My purpose is certainly not meant to scare would be bridge lovers from enjoying our wonderful game, it is only to remind them of the perils of the limited code language of bidding not doing justice to identifying enough accurate information to force feed anything resembling expected good results.

In other words, my considered opinion is not to bid anything more than 4 hearts and yes, possibly with hand #2 and although not blessed with much extra, the spade cards (KJ) may produce a further bid from an imaginative partner which may (only) get us to the promised land of a slam (certainly not a grand).

High-level bridge (on most hands and somewhat depending on system) just does not come close to perfection (in spite of what some players claim) because bridge is the master, not the players and Dame Fortune being fickle, has no preference on who she smacks down.

Understanding the above and its effects should be an early course on learning the game, so if even a very numerate, dedicated brilliant to be, bridge player comes on the scene, he (or she) must prepare himself to deal with success and adversity, otherwise his mental attitude, when negativity appears, will likely keep him from being the best he can be, which means only right a percentage of the time.

bobby wolffNovember 18th, 2014 at 3:51 pm

Hi Jim2,

And just to prove the folly of perfection, my description would need the 10 of spades to accompany the AQ in dummy for what I said to be true about scoring up 13 tricks since there would be no entry to the good spades once the 13th trick (via club ruff) would take a vital entry out of dummy.

Forgive me, since I do not analyze as well as I should.

Patrick CheuNovember 18th, 2014 at 6:27 pm

Hi Bobby, If South’s diamonds were AQJx,would he have bid 6S with KJx or Kxx or Qxx and not 6D? Are we likely to be in 6S playing pairs and 6D teams?Unless we have the above bidding sequence,and South decides on 6D cos he does not know whether North has the QS…regards~Patrick.

bobby wolffNovember 19th, 2014 at 1:33 am

Hi Patrick,

Yes, of course, sometimes in Pairs we search out the major suit contract, provided we expect to take as many tricks in either.

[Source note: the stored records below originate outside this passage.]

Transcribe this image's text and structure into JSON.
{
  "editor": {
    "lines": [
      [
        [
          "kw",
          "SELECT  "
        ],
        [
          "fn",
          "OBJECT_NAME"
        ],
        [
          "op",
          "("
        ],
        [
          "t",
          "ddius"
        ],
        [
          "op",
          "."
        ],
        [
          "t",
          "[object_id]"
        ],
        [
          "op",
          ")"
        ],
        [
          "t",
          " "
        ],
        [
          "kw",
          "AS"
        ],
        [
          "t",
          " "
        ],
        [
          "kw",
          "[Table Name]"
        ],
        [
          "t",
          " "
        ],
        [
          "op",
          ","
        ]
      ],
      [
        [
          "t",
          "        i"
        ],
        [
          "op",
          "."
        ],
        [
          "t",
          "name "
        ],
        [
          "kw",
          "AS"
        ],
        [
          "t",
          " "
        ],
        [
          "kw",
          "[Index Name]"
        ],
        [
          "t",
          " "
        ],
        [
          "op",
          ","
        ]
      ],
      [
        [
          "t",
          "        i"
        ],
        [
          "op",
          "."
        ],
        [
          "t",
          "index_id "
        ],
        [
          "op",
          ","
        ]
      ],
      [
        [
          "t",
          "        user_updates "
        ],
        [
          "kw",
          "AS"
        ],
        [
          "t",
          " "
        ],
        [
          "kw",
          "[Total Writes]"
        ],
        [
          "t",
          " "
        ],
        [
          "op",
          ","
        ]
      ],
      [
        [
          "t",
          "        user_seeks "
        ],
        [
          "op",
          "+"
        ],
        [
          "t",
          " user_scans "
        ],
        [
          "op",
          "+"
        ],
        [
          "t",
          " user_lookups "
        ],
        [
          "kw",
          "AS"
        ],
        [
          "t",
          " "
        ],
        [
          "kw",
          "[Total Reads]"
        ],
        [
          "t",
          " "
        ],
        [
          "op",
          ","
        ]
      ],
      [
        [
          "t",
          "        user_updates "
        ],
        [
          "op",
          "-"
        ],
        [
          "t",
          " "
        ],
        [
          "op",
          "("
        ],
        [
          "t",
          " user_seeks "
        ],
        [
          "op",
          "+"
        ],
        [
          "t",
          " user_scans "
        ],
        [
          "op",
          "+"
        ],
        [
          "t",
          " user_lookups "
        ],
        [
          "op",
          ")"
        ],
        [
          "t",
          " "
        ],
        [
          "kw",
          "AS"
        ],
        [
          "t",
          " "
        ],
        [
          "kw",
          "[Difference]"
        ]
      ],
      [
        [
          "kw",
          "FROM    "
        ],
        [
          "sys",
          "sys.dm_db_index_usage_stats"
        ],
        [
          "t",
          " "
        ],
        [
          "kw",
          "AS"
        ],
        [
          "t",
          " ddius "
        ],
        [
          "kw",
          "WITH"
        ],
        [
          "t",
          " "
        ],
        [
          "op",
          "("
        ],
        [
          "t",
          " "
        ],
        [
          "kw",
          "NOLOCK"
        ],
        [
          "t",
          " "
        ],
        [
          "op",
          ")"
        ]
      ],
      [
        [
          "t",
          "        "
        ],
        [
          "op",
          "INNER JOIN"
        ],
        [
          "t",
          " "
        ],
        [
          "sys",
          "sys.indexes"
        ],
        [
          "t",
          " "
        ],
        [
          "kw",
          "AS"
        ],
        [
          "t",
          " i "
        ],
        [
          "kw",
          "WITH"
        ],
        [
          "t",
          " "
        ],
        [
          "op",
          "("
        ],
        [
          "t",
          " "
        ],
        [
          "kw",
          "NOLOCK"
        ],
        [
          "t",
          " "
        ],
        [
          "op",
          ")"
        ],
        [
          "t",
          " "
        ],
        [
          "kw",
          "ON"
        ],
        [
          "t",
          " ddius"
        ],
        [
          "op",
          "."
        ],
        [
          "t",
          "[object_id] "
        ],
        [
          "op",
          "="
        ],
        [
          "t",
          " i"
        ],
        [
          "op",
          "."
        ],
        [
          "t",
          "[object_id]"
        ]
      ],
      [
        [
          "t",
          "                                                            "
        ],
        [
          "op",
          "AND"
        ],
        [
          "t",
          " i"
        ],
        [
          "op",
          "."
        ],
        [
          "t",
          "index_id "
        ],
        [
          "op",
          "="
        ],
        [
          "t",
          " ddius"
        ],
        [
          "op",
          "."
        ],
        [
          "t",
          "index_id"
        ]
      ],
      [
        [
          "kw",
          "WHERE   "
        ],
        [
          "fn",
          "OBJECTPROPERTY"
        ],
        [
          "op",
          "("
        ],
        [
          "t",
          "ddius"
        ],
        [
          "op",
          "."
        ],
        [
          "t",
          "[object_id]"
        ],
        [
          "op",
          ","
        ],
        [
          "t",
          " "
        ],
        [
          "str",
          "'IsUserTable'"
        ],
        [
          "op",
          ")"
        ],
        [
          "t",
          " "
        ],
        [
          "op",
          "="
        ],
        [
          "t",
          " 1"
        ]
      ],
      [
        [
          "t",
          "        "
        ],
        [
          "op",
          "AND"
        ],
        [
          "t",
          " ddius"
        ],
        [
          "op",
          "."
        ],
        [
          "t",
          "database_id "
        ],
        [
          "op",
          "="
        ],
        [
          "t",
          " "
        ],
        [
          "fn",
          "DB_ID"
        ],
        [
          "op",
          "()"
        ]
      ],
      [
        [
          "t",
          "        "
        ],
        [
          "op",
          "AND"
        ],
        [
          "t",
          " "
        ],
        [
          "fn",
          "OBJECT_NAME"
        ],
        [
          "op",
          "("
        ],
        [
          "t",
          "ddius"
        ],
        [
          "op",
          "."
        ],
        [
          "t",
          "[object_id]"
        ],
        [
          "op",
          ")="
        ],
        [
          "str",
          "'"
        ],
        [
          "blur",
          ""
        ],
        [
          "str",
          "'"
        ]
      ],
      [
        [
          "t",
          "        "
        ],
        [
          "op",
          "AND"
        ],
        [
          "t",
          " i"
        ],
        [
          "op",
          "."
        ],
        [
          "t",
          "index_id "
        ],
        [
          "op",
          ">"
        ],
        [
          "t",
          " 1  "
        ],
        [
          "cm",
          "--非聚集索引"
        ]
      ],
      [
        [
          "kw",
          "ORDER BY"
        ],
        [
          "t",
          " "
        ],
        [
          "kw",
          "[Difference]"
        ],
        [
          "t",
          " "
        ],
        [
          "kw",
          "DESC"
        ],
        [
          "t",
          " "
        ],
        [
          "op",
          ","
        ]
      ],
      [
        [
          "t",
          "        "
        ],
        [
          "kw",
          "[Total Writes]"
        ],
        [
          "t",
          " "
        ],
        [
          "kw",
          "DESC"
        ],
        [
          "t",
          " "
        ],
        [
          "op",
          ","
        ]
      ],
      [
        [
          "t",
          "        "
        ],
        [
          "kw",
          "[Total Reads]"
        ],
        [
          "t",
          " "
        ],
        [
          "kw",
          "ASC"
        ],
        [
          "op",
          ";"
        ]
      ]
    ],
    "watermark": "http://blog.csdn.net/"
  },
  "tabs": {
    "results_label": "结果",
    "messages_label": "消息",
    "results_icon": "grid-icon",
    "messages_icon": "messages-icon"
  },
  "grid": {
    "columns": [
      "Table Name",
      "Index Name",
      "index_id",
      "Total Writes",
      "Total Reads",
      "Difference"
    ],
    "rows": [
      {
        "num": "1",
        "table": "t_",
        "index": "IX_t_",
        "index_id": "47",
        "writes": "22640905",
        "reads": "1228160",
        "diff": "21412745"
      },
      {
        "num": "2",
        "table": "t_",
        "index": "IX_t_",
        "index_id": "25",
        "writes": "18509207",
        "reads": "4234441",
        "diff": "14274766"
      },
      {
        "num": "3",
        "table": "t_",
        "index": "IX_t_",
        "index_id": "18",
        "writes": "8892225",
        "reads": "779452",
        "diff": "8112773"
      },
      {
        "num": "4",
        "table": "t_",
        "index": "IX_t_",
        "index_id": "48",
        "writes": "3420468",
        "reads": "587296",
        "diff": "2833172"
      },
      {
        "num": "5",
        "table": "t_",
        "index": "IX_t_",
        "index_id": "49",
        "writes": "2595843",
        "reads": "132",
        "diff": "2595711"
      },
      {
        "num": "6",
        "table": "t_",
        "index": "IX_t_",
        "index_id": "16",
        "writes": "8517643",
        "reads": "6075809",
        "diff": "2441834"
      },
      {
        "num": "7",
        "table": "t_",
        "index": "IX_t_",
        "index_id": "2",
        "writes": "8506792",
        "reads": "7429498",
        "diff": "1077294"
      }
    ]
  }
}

However the primary reason for choosing, especially at IMPs is that a 4-4 fit while trump will play better than a 5-3 fit when we can take 2 discards on the 4th and 5th cards in the 5-3 fit.

More times than imagined the above will be the deciding factor in choosing the trump suit, whether one suit is stronger (HCPs) or not. Of course, while choosing a trump suit we certainly need at least adequate trumps or we may go set the straight up way.

I hope some of the above makes sense.